- To do
Please print the listing that follows word for word, but skip any pictures it holds.

- Data to use
[Start of section]

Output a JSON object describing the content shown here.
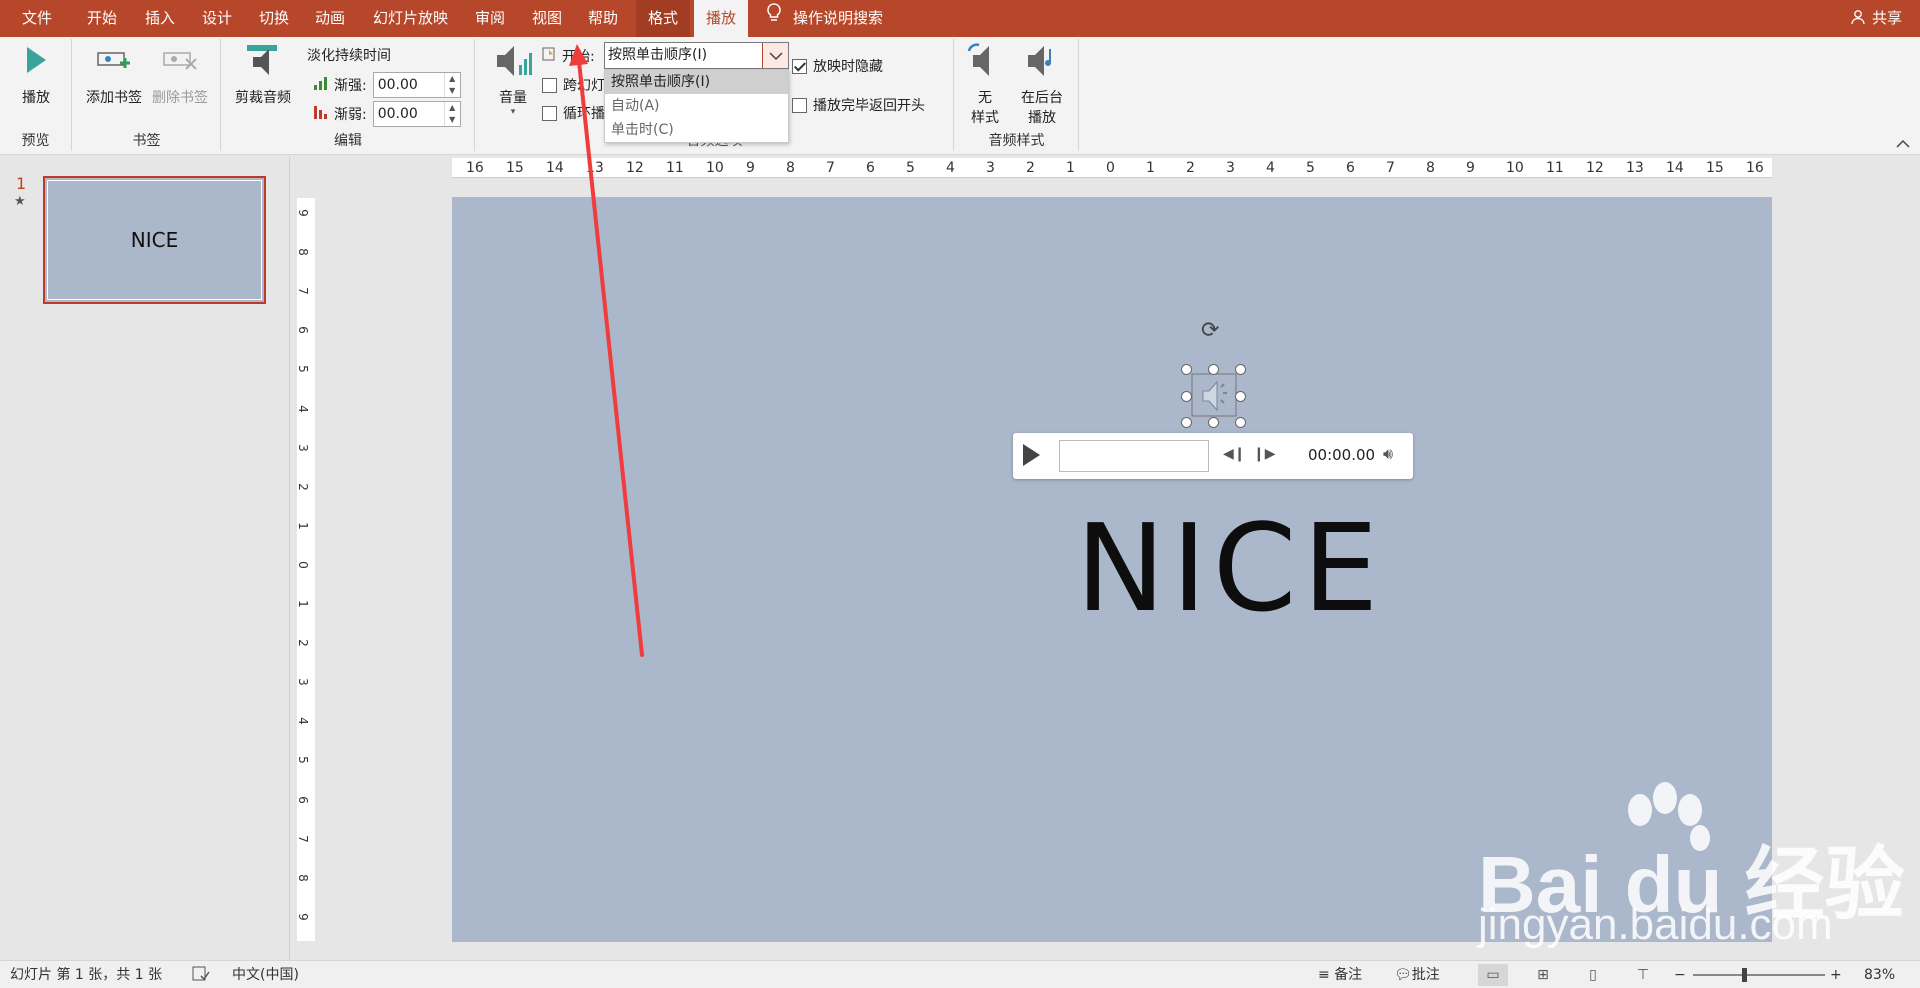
{
  "menubar": {
    "items": [
      "文件",
      "开始",
      "插入",
      "设计",
      "切换",
      "动画",
      "幻灯片放映",
      "审阅",
      "视图",
      "帮助",
      "格式",
      "播放"
    ],
    "help_search": "操作说明搜索",
    "share": "共享"
  },
  "ribbon": {
    "preview": {
      "play_label": "播放",
      "group_label": "预览"
    },
    "bookmarks": {
      "add_label": "添加书签",
      "remove_label": "删除书签",
      "group_label": "书签"
    },
    "editing": {
      "trim_label": "剪裁音频",
      "fade_title": "淡化持续时间",
      "fade_in_label": "渐强:",
      "fade_in_value": "00.00",
      "fade_out_label": "渐弱:",
      "fade_out_value": "00.00",
      "group_label": "编辑"
    },
    "audio_options": {
      "volume_label": "音量",
      "start_label": "开始:",
      "start_value": "按照单击顺序(I)",
      "cross_slides_label": "跨幻灯",
      "loop_label": "循环播",
      "hide_label": "放映时隐藏",
      "rewind_label": "播放完毕返回开头",
      "group_label": "音频选项",
      "dropdown_options": [
        "按照单击顺序(I)",
        "自动(A)",
        "单击时(C)"
      ]
    },
    "audio_styles": {
      "no_style_line1": "无",
      "no_style_line2": "样式",
      "background_line1": "在后台",
      "background_line2": "播放",
      "group_label": "音频样式"
    }
  },
  "slides_panel": {
    "number": "1",
    "thumb_title": "NICE"
  },
  "ruler": {
    "horizontal": [
      "16",
      "15",
      "14",
      "13",
      "12",
      "11",
      "10",
      "9",
      "8",
      "7",
      "6",
      "5",
      "4",
      "3",
      "2",
      "1",
      "0",
      "1",
      "2",
      "3",
      "4",
      "5",
      "6",
      "7",
      "8",
      "9",
      "10",
      "11",
      "12",
      "13",
      "14",
      "15",
      "16"
    ],
    "vertical": [
      "9",
      "8",
      "7",
      "6",
      "5",
      "4",
      "3",
      "2",
      "1",
      "0",
      "1",
      "2",
      "3",
      "4",
      "5",
      "6",
      "7",
      "8",
      "9"
    ]
  },
  "slide": {
    "title": "NICE",
    "player_time": "00:00.00"
  },
  "watermark": {
    "logo": "Bai du 经验",
    "url": "jingyan.baidu.com"
  },
  "statusbar": {
    "slide_info": "幻灯片 第 1 张，共 1 张",
    "language": "中文(中国)",
    "notes": "备注",
    "comments": "批注",
    "zoom": "83%"
  },
  "colors": {
    "accent": "#b7472a",
    "slide_bg": "#abb7cb",
    "ribbon_bg": "#f3f3f3"
  }
}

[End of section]

- Answer box
Output a JSON object describing the content shown here.
{
  "menubar": {
    "items": [
      "文件",
      "开始",
      "插入",
      "设计",
      "切换",
      "动画",
      "幻灯片放映",
      "审阅",
      "视图",
      "帮助",
      "格式",
      "播放"
    ],
    "help_search": "操作说明搜索",
    "share": "共享"
  },
  "ribbon": {
    "preview": {
      "play_label": "播放",
      "group_label": "预览"
    },
    "bookmarks": {
      "add_label": "添加书签",
      "remove_label": "删除书签",
      "group_label": "书签"
    },
    "editing": {
      "trim_label": "剪裁音频",
      "fade_title": "淡化持续时间",
      "fade_in_label": "渐强:",
      "fade_in_value": "00.00",
      "fade_out_label": "渐弱:",
      "fade_out_value": "00.00",
      "group_label": "编辑"
    },
    "audio_options": {
      "volume_label": "音量",
      "start_label": "开始:",
      "start_value": "按照单击顺序(I)",
      "cross_slides_label": "跨幻灯",
      "loop_label": "循环播",
      "hide_label": "放映时隐藏",
      "rewind_label": "播放完毕返回开头",
      "group_label": "音频选项",
      "dropdown_options": [
        "按照单击顺序(I)",
        "自动(A)",
        "单击时(C)"
      ]
    },
    "audio_styles": {
      "no_style_line1": "无",
      "no_style_line2": "样式",
      "background_line1": "在后台",
      "background_line2": "播放",
      "group_label": "音频样式"
    }
  },
  "slides_panel": {
    "number": "1",
    "thumb_title": "NICE"
  },
  "ruler": {
    "horizontal": [
      "16",
      "15",
      "14",
      "13",
      "12",
      "11",
      "10",
      "9",
      "8",
      "7",
      "6",
      "5",
      "4",
      "3",
      "2",
      "1",
      "0",
      "1",
      "2",
      "3",
      "4",
      "5",
      "6",
      "7",
      "8",
      "9",
      "10",
      "11",
      "12",
      "13",
      "14",
      "15",
      "16"
    ],
    "vertical": [
      "9",
      "8",
      "7",
      "6",
      "5",
      "4",
      "3",
      "2",
      "1",
      "0",
      "1",
      "2",
      "3",
      "4",
      "5",
      "6",
      "7",
      "8",
      "9"
    ]
  },
  "slide": {
    "title": "NICE",
    "player_time": "00:00.00"
  },
  "watermark": {
    "logo": "Bai du 经验",
    "url": "jingyan.baidu.com"
  },
  "statusbar": {
    "slide_info": "幻灯片 第 1 张，共 1 张",
    "language": "中文(中国)",
    "notes": "备注",
    "comments": "批注",
    "zoom": "83%"
  },
  "colors": {
    "accent": "#b7472a",
    "slide_bg": "#abb7cb",
    "ribbon_bg": "#f3f3f3"
  }
}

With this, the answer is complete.